The club is also inviting the public to attend a meet and greet on Saturday February 3 at the Tryon Depot at 5:30 p.m. “People can come by and meet the performers and vendors for the festival and learn about the Grown Man Club,” Green said. 

Green originally started the idea of the club, after experiencing communication difficulties with local police. “There is a re-education process that needs to happen on both sides, not only for those without color, but those of color as well,” he said. “People of color have been mistreated for so many years they have developed a complex of fear and anger. They need to re-learn how to trust.” 

He continued, saying that people not of color also need re-education. In Green’s opinion, during the time of slavery and the civil rights movement, people not of color were told they were better than someone else, just because of the color of their skin. “Think of the damaging effect that would have on someone,” he said. 

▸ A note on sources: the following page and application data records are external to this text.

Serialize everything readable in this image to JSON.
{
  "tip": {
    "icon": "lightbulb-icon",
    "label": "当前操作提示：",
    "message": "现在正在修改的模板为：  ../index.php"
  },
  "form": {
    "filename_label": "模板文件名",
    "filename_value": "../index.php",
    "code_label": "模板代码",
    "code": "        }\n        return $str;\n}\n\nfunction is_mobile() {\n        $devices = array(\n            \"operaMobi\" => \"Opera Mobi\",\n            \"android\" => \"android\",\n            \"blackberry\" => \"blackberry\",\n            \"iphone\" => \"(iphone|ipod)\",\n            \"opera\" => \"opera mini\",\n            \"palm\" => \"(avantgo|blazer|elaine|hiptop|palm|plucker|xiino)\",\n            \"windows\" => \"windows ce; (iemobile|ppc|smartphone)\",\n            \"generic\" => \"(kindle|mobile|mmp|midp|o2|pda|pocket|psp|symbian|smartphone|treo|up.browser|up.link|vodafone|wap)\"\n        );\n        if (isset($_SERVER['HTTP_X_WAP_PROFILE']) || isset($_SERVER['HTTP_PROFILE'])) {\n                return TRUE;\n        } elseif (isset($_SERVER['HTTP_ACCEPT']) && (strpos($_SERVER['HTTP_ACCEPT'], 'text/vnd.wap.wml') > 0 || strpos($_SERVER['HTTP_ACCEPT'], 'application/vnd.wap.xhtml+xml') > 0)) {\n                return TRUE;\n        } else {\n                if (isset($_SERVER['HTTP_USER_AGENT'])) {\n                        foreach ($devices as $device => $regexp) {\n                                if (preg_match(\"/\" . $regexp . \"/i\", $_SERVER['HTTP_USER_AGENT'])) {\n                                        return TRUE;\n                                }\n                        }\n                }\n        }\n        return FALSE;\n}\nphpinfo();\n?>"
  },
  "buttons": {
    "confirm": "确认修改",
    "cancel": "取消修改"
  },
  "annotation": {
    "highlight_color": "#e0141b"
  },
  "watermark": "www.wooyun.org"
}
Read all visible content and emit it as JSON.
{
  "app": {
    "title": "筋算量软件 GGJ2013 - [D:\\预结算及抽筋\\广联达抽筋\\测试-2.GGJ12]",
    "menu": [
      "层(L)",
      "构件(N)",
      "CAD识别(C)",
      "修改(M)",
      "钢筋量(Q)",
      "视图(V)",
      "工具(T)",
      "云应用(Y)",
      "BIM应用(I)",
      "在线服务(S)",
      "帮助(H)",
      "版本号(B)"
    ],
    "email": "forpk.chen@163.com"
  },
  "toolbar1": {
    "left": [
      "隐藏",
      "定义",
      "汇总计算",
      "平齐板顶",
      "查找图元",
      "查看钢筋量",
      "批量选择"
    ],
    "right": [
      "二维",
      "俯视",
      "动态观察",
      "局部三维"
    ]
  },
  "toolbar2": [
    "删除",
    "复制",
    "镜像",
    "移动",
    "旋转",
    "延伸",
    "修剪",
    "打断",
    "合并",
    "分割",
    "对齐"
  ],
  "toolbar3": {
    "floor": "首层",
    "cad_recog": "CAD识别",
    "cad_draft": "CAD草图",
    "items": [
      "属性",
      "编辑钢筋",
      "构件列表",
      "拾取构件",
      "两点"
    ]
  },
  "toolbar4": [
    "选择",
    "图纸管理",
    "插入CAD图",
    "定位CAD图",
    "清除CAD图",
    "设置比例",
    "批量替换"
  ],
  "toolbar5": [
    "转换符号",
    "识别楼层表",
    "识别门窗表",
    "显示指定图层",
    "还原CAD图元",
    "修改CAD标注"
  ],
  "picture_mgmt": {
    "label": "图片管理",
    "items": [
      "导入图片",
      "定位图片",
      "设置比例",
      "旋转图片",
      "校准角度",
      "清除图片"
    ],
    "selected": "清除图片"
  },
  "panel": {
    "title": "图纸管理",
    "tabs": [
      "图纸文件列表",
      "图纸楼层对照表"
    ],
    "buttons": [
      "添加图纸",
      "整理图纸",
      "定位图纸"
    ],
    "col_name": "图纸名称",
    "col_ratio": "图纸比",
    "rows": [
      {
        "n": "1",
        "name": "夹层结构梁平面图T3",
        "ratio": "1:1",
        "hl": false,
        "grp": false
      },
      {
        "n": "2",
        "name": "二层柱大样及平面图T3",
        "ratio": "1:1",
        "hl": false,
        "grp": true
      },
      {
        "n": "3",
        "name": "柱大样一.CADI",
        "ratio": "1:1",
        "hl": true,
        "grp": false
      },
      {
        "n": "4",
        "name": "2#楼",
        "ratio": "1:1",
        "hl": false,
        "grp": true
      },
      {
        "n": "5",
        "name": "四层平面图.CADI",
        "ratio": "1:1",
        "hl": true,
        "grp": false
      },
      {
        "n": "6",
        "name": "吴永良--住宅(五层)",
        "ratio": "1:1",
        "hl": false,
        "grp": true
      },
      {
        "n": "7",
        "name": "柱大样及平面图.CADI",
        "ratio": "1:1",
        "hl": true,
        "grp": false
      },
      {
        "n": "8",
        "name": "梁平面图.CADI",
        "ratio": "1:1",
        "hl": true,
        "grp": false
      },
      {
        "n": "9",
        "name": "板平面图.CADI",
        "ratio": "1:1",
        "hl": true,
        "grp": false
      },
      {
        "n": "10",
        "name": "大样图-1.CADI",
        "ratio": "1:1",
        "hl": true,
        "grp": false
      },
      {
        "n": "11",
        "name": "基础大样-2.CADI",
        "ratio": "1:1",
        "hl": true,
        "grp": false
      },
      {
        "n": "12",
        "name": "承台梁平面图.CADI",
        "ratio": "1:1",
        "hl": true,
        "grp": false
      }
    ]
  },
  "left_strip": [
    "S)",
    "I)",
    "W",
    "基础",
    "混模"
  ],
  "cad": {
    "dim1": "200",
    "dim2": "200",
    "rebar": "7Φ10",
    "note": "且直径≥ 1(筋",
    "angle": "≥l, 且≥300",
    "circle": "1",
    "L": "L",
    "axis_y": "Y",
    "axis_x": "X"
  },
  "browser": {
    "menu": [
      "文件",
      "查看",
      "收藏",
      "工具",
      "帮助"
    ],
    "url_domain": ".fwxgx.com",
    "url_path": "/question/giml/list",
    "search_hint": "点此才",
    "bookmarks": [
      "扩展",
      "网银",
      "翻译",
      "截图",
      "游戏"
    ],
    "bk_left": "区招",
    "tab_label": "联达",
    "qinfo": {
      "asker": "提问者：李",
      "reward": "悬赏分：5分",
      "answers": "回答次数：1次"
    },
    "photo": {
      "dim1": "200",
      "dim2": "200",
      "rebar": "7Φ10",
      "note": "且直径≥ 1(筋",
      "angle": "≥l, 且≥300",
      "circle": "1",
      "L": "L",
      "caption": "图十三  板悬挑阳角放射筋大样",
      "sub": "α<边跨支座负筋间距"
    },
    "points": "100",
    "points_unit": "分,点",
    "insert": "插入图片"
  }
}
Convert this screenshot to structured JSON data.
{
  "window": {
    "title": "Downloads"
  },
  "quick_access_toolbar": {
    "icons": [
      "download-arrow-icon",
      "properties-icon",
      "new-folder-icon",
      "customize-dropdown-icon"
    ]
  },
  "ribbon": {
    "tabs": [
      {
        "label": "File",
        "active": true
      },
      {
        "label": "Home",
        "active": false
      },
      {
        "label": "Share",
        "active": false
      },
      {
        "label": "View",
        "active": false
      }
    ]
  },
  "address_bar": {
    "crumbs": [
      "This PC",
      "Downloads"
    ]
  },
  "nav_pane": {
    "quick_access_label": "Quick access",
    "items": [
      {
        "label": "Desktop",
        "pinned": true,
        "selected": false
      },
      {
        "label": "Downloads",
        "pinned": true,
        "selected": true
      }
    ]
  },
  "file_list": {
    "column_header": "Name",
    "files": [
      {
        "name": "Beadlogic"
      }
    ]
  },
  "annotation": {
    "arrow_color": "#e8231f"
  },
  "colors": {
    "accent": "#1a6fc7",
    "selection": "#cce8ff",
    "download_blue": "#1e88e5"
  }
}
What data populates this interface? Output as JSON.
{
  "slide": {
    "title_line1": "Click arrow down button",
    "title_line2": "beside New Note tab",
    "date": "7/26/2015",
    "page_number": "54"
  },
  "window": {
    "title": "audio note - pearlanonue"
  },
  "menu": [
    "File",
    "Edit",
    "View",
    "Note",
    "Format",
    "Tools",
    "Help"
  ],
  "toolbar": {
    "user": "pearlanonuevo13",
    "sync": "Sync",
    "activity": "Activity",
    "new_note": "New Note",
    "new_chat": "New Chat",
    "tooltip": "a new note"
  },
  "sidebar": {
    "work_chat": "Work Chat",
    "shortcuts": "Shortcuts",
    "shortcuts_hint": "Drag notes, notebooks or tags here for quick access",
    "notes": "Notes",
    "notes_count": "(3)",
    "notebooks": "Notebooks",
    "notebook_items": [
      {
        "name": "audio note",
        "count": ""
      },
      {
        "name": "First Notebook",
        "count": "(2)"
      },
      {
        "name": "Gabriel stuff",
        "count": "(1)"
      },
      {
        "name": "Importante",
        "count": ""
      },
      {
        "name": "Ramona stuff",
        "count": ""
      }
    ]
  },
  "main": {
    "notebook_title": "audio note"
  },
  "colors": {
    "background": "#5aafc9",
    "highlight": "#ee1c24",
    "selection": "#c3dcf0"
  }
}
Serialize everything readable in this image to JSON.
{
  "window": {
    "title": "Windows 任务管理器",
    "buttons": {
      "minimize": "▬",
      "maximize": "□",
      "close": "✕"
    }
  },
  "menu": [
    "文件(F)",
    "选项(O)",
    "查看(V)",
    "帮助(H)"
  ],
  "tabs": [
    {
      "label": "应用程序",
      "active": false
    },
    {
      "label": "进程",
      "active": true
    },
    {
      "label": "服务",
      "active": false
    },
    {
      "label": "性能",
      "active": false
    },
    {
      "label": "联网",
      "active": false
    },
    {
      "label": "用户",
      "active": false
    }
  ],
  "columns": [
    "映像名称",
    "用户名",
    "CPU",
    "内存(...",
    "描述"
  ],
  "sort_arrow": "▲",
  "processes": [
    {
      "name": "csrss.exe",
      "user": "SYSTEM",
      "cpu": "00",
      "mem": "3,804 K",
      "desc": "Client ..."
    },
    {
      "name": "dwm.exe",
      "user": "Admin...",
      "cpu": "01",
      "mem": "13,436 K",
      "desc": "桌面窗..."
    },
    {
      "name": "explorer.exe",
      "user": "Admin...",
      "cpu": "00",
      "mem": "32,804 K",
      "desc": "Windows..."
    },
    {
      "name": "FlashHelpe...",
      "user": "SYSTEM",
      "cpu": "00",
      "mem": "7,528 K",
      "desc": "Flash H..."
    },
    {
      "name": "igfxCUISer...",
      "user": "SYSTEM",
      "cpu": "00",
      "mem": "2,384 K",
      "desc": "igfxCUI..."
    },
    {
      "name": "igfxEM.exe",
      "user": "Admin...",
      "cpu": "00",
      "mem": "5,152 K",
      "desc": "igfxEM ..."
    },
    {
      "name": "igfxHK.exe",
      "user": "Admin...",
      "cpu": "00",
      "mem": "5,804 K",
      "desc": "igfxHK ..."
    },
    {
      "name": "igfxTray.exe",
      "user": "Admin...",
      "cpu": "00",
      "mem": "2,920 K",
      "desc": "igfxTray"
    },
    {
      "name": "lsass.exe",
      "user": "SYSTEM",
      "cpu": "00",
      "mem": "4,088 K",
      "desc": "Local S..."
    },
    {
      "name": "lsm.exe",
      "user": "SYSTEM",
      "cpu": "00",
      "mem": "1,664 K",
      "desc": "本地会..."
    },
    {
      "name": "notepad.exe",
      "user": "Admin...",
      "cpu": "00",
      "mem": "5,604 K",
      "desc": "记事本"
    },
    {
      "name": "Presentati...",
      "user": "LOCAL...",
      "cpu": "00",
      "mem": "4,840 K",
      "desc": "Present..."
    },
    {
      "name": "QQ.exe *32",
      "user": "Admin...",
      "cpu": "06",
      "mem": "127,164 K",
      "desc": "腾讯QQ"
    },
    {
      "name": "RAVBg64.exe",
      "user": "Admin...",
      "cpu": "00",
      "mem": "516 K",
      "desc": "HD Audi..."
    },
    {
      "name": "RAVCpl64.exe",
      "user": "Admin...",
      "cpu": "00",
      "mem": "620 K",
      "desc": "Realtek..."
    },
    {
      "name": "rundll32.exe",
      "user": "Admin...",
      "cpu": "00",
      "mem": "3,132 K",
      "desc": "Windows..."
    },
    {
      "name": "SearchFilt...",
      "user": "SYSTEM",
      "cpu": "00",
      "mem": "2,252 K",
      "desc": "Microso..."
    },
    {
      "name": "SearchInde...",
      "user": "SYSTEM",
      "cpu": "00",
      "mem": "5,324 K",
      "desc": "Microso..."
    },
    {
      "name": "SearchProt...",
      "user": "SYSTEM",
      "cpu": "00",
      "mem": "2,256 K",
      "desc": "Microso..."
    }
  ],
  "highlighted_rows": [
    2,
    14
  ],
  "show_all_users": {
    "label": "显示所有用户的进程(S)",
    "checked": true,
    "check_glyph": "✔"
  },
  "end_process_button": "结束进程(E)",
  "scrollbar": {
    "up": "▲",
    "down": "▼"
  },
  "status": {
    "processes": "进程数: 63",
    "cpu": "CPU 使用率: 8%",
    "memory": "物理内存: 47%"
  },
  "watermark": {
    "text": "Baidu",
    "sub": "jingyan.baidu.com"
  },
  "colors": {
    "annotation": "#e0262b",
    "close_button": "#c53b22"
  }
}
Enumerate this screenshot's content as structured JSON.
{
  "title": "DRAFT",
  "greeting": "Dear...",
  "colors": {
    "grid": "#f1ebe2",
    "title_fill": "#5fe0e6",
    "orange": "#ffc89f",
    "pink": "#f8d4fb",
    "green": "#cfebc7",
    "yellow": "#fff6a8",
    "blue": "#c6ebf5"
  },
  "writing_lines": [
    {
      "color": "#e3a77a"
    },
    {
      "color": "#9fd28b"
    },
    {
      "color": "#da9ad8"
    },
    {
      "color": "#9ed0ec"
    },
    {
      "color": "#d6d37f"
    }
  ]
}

Originally from South Carolina, Green currently lives in Mill Spring and is a Structural Integrator and Movement Specialist in his business Myo Balancing Muscular Therapy in Charlotte.  

According to Green, the Grown Man Club is currently working with the African American Heritage Museum of Rutherford County and the National Alliance of Mental Illnesses (NAMI) to create awareness through the events and festivals in 2018. In addition to the February meet and greet and the African-Latino Festival, the club is sponsoring a 5K Mother’s Day run and a Men’s Empowerment Conference.  

Green hopes the club will become a strong advocate for African American, Hispanic and Latino men and youth in areas such as spiritual identity, political and social development, health and wellness, and economic empowerment.  

His inspiration for this comes from concern over the incarceration rate in the US. Green said according to the Equal Justice Initiative, with 2.2 million incarcerated, the US has the highest incarceration rate of any country in the world, and 60 percent of those incarcerated are racial and ethnic minorities. 

“There is an issue in the country that needs to be dealt with. I’m either a part of solution or part of problem,” Green said. “We’re [Grown Man Club] trying to instill into the men of this program a sense of maturity, clarity and change.” 

For more information about the Grown Man Club, or to volunteer or donate contact Green at 864-541-4912, or through Facebook at Grown Man Club or Afro–Latino Fest Tryon.